### DATA TO EXAMINE
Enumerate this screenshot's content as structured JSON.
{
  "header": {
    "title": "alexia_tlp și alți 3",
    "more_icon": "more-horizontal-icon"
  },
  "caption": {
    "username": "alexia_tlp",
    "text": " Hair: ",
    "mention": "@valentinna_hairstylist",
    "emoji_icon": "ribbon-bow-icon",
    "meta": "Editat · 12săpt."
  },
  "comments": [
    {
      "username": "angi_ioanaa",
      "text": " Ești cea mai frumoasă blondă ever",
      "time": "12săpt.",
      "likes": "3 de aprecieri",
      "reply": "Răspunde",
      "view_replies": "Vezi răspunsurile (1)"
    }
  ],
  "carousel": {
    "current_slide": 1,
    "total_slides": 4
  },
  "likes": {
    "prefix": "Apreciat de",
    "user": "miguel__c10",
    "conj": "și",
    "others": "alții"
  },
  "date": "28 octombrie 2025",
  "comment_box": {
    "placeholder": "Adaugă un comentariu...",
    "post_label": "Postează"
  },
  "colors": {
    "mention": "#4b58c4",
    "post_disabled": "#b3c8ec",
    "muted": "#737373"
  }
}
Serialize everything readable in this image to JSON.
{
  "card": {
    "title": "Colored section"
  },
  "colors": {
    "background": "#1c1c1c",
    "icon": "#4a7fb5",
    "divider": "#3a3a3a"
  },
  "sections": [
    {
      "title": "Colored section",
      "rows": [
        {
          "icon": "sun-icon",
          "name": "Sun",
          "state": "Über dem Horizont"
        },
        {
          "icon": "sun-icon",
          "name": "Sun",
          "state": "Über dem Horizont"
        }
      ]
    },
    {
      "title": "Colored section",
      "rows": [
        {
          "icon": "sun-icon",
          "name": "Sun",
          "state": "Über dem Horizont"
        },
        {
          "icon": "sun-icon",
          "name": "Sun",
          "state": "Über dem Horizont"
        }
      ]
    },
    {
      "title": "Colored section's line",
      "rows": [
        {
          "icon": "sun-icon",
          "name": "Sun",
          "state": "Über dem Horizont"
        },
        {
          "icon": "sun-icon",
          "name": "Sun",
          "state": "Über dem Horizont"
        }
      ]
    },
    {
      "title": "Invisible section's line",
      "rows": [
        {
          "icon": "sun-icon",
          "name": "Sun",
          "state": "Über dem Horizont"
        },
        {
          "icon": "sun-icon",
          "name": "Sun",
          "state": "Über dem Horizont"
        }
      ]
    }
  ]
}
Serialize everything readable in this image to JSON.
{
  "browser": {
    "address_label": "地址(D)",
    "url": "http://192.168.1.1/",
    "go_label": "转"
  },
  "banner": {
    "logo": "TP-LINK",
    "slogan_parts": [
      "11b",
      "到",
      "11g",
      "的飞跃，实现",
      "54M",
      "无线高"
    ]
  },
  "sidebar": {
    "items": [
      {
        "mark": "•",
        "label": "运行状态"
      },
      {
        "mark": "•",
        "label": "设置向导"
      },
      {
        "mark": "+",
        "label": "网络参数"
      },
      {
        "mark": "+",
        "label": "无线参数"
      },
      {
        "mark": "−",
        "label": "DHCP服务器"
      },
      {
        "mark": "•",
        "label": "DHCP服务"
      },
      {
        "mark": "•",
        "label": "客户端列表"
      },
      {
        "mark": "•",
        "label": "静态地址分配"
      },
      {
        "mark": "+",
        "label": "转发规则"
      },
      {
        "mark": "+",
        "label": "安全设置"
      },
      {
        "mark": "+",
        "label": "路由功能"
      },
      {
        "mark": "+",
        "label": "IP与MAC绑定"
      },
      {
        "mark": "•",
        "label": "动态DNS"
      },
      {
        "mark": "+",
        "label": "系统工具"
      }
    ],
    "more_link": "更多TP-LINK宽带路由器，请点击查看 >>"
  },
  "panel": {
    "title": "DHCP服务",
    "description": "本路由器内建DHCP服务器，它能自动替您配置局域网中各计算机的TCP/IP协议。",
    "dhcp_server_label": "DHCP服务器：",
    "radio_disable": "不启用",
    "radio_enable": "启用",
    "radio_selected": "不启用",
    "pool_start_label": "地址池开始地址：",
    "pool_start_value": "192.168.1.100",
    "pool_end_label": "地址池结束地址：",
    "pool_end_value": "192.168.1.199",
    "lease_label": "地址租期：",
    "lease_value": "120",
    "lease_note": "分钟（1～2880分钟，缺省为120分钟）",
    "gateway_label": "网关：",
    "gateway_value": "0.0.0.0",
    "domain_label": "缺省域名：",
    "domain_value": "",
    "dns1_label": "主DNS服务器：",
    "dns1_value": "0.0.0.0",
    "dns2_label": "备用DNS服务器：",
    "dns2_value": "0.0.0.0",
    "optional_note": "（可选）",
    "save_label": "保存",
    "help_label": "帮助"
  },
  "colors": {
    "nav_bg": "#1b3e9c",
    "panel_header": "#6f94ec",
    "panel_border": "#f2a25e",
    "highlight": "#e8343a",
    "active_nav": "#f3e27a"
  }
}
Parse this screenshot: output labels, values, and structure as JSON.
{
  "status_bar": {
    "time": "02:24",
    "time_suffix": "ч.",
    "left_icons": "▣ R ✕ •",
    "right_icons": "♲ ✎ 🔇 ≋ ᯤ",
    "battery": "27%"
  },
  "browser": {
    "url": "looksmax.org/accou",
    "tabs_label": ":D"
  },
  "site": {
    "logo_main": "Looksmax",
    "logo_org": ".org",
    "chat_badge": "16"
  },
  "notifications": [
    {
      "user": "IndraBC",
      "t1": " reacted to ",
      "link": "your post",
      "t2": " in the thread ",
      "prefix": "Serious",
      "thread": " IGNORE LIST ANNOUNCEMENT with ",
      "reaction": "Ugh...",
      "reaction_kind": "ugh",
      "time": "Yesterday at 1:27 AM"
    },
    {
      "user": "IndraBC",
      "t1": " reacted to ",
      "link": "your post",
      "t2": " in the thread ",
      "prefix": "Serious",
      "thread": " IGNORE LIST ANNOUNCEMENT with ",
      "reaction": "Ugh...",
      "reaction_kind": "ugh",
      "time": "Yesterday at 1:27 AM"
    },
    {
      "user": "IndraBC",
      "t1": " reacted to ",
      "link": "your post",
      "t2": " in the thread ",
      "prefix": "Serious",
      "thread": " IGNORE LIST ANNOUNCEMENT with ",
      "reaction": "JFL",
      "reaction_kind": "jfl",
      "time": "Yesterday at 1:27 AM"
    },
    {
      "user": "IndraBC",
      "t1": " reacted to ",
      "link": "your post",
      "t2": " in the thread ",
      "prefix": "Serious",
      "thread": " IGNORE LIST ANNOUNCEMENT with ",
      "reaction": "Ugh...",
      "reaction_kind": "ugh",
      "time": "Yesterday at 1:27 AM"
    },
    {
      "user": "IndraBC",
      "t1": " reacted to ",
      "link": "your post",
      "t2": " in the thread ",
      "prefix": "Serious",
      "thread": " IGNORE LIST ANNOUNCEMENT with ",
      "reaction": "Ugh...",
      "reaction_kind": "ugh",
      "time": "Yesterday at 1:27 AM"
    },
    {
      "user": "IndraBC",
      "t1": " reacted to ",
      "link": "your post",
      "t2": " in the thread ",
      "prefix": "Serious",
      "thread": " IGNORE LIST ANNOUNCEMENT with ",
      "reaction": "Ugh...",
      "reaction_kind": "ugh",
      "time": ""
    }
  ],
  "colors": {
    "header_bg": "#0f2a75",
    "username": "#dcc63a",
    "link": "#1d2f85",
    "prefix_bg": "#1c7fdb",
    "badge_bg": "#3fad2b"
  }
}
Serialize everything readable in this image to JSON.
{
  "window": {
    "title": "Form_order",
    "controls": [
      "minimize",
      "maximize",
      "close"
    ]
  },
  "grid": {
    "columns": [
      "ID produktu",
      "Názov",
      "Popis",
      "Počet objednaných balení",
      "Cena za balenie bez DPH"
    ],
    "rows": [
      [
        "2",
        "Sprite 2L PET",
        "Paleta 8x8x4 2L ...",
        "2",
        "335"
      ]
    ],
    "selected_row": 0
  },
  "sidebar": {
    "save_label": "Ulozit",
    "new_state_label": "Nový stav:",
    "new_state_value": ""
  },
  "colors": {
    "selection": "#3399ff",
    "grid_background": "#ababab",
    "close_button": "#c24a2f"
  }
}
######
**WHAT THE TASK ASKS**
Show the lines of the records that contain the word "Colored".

**ANSWER BELOW**
    "title": "Colored section"
      "title": "Colored section",
      "title": "Colored section",
      "title": "Colored section's line",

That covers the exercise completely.